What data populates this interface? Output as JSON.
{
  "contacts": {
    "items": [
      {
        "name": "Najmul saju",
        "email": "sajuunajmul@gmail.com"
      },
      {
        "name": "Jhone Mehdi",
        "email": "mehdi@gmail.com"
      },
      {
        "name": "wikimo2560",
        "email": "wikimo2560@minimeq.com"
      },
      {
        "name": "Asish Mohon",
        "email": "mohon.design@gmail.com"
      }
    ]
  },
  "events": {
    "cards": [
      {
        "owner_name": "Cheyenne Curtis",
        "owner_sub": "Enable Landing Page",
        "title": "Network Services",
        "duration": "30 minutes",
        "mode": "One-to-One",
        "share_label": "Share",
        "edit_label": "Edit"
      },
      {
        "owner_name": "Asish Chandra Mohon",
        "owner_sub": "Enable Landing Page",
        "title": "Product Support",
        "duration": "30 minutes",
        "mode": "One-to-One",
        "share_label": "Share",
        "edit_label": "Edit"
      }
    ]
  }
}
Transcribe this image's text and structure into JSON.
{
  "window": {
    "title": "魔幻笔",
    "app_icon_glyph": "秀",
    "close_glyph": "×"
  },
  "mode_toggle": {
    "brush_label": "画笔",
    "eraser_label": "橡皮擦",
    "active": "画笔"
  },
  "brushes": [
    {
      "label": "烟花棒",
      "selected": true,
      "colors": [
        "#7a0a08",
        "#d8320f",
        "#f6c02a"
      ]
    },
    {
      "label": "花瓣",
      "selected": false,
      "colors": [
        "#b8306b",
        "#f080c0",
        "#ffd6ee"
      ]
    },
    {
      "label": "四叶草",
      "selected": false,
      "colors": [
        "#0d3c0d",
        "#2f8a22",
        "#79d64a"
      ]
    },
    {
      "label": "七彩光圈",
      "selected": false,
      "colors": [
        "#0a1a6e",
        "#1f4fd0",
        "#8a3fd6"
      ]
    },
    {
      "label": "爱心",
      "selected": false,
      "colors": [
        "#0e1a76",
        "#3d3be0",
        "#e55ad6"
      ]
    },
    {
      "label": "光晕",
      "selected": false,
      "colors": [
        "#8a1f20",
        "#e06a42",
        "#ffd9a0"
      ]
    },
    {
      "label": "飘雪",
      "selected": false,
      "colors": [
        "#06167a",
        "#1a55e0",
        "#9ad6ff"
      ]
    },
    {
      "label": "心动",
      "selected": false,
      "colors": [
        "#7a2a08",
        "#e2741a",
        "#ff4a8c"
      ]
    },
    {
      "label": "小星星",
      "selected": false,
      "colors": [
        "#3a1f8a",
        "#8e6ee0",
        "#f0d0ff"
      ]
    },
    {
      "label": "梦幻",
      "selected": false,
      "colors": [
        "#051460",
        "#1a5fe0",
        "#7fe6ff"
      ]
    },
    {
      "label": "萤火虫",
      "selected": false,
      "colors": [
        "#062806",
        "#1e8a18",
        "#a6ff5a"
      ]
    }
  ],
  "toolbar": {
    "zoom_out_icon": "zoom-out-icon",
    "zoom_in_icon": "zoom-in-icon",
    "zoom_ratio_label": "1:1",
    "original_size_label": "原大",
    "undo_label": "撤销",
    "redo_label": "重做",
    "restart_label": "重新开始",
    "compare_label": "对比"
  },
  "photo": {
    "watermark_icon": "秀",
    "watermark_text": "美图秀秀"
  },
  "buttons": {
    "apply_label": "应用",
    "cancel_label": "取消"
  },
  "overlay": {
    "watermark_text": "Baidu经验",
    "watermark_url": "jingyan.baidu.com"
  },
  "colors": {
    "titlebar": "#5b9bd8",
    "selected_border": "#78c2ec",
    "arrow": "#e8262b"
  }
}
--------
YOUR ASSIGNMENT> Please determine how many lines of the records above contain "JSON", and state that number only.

OUTPUT BELOW> 2